First-rate scholars have argued a range of failures, including Richard Pildes’s contention that Mueller abdicated a “core responsibility” in declining to reach a judgment on obstruction of justice and Jack Goldsmith’s argument that the Mueller report misapplied the law governing a president’s exposure to liability for obstruction.. [read post]
22 May 2018, 7:57 am by Anthony Gaughan
Richard Pildes explained on Election Law Blog yesterday, it’s possible that Kennedy has only joined the conservatives in Gill for the purpose of dismissing the case on narrow standing grounds. [read post]
20 Jun 2018, 4:10 am by Edith Roberts
” Additional commentary and analysis come from Justin Levitt in an op-ed for The Washington Post, Richard Pildes in an op-ed for The New York Times, Mark Joseph Stern at Slate, Vann Newkirk at The Atlantic, Eric Segal in an op-ed for NBC News, Galen Druke at FiveThirtyEight, Carolyn Shapiro in an op-ed at The Hill, Thomas Mann at Brookings, Medium’s Flippable blog, Jeffrey Toobin at The New Yorker, and Walter Olson at the Cato Institute’s Cato at Liberty blog, who… [read post]
2 Sep 2007, 11:25 am
As Levinson and Richard Pildes argue, if one wants to guarantee oversight, one has to redesign our institutions to take account of the reality of party systems. [read post]
2 Mar 2017, 4:13 am by Edith Roberts
” A contrary view comes from Richard Pildes, also at the Election Law Blog, who considers “today’s decision a major new precedent with broad implications, not just for racial gerrymandering issues, but for partisan gerrymandering ones potentially as well. [read post]
1 May 2018, 4:14 am by Edith Roberts
At the Election Law Blog, Rick Pildes remarks that during oral argument in Abbott v. [read post]
6 Apr 2012, 1:58 pm by Joshua Matz
  Richard Wolf of USA Today and Michael Doyle and David Lightman of McClatchey Newspapers offer historical perspective on disputes between presidents and the Court; at Balkanization, Rick Pildes warns against too-easy analogies to FDR, noting that “it is also important to realize just how different that moment was — in terms of both the Court and the political branches — than where we are for now. [read post]
6 Nov 2011, 6:06 am by Kenneth Anderson

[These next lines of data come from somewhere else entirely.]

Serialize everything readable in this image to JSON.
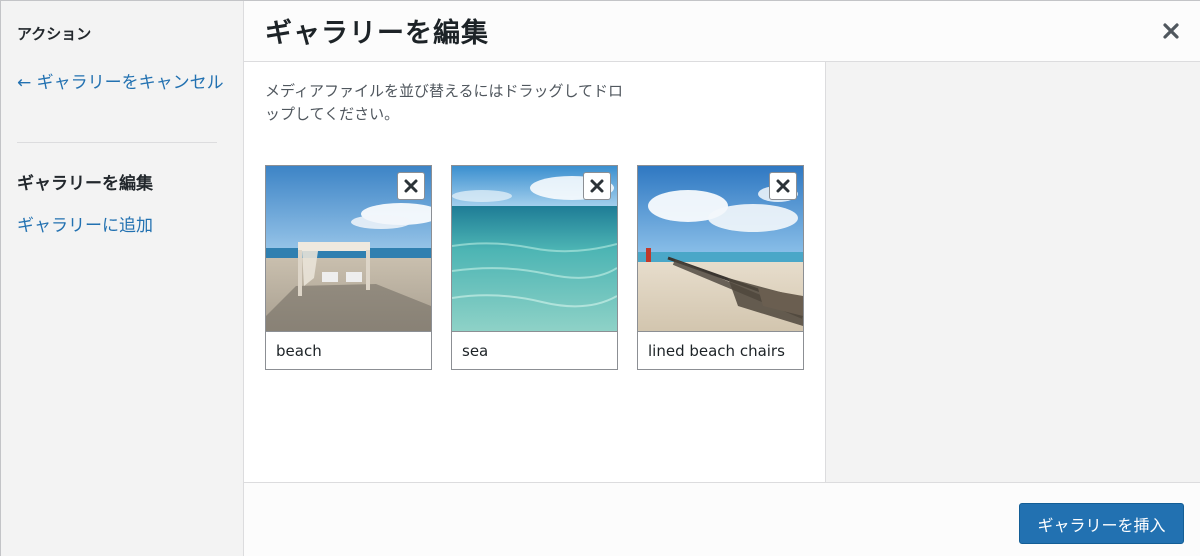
{
  "sidebar": {
    "heading": "アクション",
    "cancel_link": "← ギャラリーをキャンセル",
    "items": [
      {
        "label": "ギャラリーを編集"
      },
      {
        "label": "ギャラリーに追加"
      }
    ]
  },
  "header": {
    "title": "ギャラリーを編集",
    "close_icon": "close-icon"
  },
  "content": {
    "instructions": "メディアファイルを並び替えるにはドラッグしてドロップしてください。",
    "images": [
      {
        "caption": "beach",
        "remove_icon": "remove-icon"
      },
      {
        "caption": "sea",
        "remove_icon": "remove-icon"
      },
      {
        "caption": "lined beach chairs",
        "remove_icon": "remove-icon"
      }
    ]
  },
  "footer": {
    "insert_label": "ギャラリーを挿入"
  },
  "colors": {
    "accent": "#2271b1",
    "sidebar_bg": "#f3f3f3"
  }
}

 I am reminded of an excellent essay (it is short, 14 pages, and clear, elegant, and accessible) by NYU’s Richard Pildes a couple of years ago on Cass Sunstein’s body of work which, of course, is central to this discussion. [read post]
6 Oct 2013, 9:01 pm by Michael C. Dorf
  As law professors Daryl Levinson and Richard Pildes argued in an important 2006 Harvard Law Review article, during periods of unified government—when one party controls both houses of Congress and the Presidency—our system works very much like a parliamentary one, with the President finding support for his agenda in the legislature, while in times of divided government, separation of powers works all too well, for then a determined opposition can create gridlock.… [read post]
6 Mar 2012, 9:15 am by Rick Hills
An important amicus brief written by my colleagues, Rick Pildes and Sam Issacharoff, urges the SCOTUS to grant cert in the Siegelman case to resolve these perplexities of the Mail Fraud statute. [read post]
28 Jun 2019, 4:21 am by Edith Roberts
” At Balkinization, Rick Pildes describes the decision as “a powerful example of what I call an ‘institutionally realist’ approach to judicial review of executive branch action. [read post]
20 Jun 2018, 6:48 pm by Anthony Gaughan
As Professor Richard Pildes explained in a New York Times op-ed yesterday, “The court’s rejection of statewide challenges in the Wisconsin case will make gerrymandering litigation more complex. [read post]